So delightful did St. Augustine seem to us that we could not find it in our hearts to be content with but two days within its gates. -- Hewstone Raymenton, January 17, 1916
The Ponce de Leon charming as it is, was no place for “poor folk” -- Hewstone Raymenton
Upon arriving we went to the Hotel Ponce de Leon, one of the best and most artistic hotels in the world. Three sides face on a pleasant court, embellished with a fountain and brilliant with poinsettas and white and [olive?] camelias. The hotel which was finished in 1889 is remarkably artistic for the period, on the exterior, although the interior reflects somewhat the taste, or lack of it, of that time. The main rotunda is well decorated with frescos and the dining room, one of the largest I have ever been in, is likewise decorated. Our room is very large and comfortable, with a bath nearly as large as most hotel bed-rooms. Our windows open on the court and it is a genuine pleasure to sit before them and look at the beautiful Spanish architecture of the building, and listen to the splashing of the fountain.

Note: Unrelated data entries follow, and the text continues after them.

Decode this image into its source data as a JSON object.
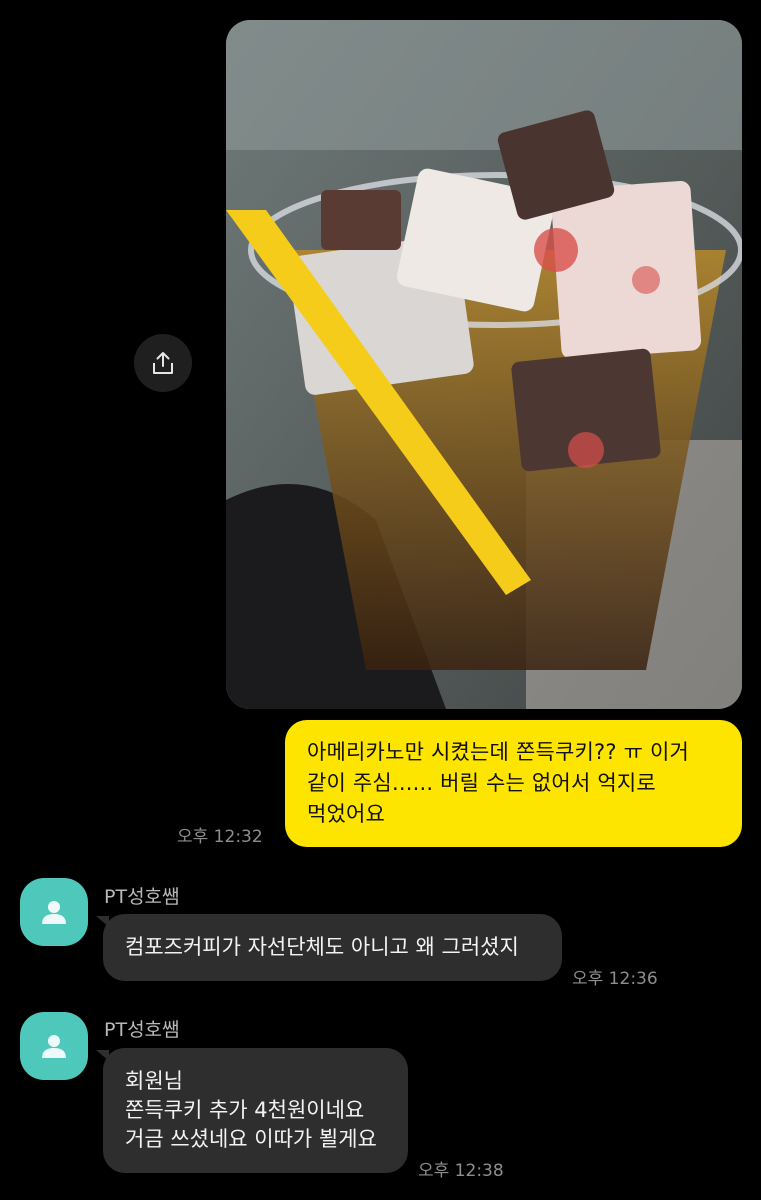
{
  "chat": {
    "photo": {
      "icon": "drink-photo",
      "description_icon": "share-icon"
    },
    "outgoing": {
      "lines": [
        "아메리카노만 시켰는데 쫀득쿠키?? ㅠ 이거",
        "같이 주심...... 버릴 수는 없어서 억지로",
        "먹었어요"
      ],
      "time": "오후 12:32"
    },
    "messages": [
      {
        "sender": "PT성호쌤",
        "lines": [
          "컴포즈커피가 자선단체도 아니고 왜 그러셨지"
        ],
        "time": "오후 12:36"
      },
      {
        "sender": "PT성호쌤",
        "lines": [
          "회원님",
          "쫀득쿠키 추가 4천원이네요",
          "거금 쓰셨네요 이따가 뵐게요"
        ],
        "time": "오후 12:38"
      }
    ]
  },
  "colors": {
    "background": "#000000",
    "my_bubble": "#fee500",
    "other_bubble": "#2e2e2e",
    "avatar": "#4fc8bc"
  }
}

The meals served here are exceptionally fine. Our dinner, selected from a large menu, may serve as an example. Oriental fruit cocktail, almonds, olives, celery, clear green turtle soup, diamond back terrapin, Guinea fowl with guava jelly, appropriate vegetables, heart of lettuce salad, café parfait and coffee. Every evening an excellent orchestra plays after dinner in the rotunda.
Soon after crossing the toll bridge we came into sight of the sea. At about the same time we passed close to the lighthouse which forms such a landmark when viewed from the city. It is painted in a manner to resemble a stick of black and white peppermint candy . . . At this place there is an alligator farm much like the one we saw at Los Angeles. There may not be so many alligators here but there are more of the large sized specimens. One old monster is said to be fully four hundred years old and there are several others not much younger. There are, in addition, several huge leather back turtles and cages of numerous different animals and birds. In one room is a collection of reptiles including an iguana and two gila monsters. One diamondback rattlesnake was so excited by the keeper that he rattled loudly for fully five minutes.
Most curious of all is a spring of water, the fumes arising from which can be ignited. When allowed to rise through a pipe a fierce flame could be got but, strange to say, there seemed to be no burning qualities in it. The water itself did not have an unpleasant taste.